Archives of the TeradataForumMessage Posted: Wed, 09 May 2001 @ 19:46:49 GMT

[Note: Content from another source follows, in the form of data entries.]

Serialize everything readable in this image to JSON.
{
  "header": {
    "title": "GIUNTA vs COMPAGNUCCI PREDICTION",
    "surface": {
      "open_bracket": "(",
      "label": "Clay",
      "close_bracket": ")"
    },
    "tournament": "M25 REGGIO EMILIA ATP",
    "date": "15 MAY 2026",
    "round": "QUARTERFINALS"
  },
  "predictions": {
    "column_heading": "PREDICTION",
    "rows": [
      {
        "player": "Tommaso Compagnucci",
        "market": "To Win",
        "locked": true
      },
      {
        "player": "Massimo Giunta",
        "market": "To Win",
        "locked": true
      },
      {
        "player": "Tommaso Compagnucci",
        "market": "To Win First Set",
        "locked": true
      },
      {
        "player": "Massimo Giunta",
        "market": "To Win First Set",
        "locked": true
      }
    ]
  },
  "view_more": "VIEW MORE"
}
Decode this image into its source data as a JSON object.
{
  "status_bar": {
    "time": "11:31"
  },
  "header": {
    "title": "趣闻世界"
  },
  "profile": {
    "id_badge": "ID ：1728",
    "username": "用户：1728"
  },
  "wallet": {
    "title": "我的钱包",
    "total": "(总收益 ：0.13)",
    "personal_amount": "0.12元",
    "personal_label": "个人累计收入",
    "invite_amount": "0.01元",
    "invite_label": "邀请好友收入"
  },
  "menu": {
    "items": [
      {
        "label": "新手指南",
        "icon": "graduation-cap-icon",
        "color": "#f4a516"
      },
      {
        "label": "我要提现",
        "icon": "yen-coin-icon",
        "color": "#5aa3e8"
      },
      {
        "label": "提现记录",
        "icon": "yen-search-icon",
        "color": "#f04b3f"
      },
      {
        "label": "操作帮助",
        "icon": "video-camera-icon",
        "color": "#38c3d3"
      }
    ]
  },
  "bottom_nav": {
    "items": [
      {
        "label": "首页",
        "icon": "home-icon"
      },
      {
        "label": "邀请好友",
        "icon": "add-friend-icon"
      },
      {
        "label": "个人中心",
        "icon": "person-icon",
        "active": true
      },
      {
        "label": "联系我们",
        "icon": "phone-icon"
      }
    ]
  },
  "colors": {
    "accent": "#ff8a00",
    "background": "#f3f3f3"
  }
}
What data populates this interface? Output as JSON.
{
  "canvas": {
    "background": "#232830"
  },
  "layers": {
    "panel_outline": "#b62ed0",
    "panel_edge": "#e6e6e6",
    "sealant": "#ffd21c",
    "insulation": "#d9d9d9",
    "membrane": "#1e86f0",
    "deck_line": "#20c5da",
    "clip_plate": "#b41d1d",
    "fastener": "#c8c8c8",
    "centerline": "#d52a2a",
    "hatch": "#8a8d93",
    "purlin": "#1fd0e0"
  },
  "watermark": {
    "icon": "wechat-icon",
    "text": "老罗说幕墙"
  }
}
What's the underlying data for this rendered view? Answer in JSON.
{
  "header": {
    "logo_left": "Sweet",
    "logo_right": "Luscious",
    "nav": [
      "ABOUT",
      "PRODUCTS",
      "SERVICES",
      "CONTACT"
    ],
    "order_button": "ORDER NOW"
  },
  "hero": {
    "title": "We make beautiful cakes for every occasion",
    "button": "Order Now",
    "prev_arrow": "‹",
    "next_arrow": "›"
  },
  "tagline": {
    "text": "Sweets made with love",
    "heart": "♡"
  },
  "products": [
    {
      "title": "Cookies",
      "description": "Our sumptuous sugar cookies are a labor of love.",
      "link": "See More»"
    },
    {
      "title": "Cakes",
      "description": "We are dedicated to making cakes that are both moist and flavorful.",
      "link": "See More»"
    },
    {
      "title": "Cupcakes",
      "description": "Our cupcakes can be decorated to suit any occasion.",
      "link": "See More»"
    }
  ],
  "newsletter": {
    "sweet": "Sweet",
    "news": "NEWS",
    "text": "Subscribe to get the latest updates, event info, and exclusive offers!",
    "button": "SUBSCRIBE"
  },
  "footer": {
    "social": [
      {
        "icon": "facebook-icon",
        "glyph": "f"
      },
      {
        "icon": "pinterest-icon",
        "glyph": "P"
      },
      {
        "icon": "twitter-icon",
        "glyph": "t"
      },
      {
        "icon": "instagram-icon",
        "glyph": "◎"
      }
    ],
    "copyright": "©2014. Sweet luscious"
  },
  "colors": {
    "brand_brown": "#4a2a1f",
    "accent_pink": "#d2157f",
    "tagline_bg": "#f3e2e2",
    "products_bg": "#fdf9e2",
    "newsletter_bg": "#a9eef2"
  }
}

Hi, I think this refers to 'lumpy data' which is where you have a large variation in the number of rows per rowhash. For instance, some rowhash values may only have 1 or 2 rows, whilst others may have 100200 rows. This is often accompanied by skewed data, but it is possible for the table as a whole to be more or less evenly distributed ACROSS the amps, but WITHIN an amp there can be a large disparity between rowhashes when it comes to the number of data rows per rowhash. To show this, try the following query (assuming the col1, col2 is the primary index of the table concerned); Sel ampnbr (title 'amp number') ,max(rowcount) (title 'max rows per hash bucket') ,min(rowcount) (title 'min rows per hash bucket') ,sum(rowcount) (title 'rows on amp') from (sel hashamp(hashbucket(hashrow(col1,col2))),hashbucket(hashrow(col1,col2)),count(*) from < table > group by 1,2) as a (ampnbr,hashbucketnbr,rowcount) group by 1 order by 4 desc; This will give you a report with one line per amp which tells you the number of rows per amp for this table. Comparing the number for 'rows on amp' on the first line to the same number on the last line will give you an indication of how skewed your table is. In a perfect world, the first and last numbers in this column will be the same. Comparing the numbers for 'max rows per hash bucket' and 'min rows per hash bucket' on any single line will tell you how lumpy your data is. In a perfect world, these two numbers on any one line will be the same. If this shows you that you have lumpy data then solving it is a case of changing the primary index of the table. Basically, you've got a hashing problem, which means you have to change an index definition. If that doesn't make sense, feel free to contact me. Cheers, Dave
 
 
Copyright 2016  All Rights Reserved  
Last Modified: 27 Dec 2016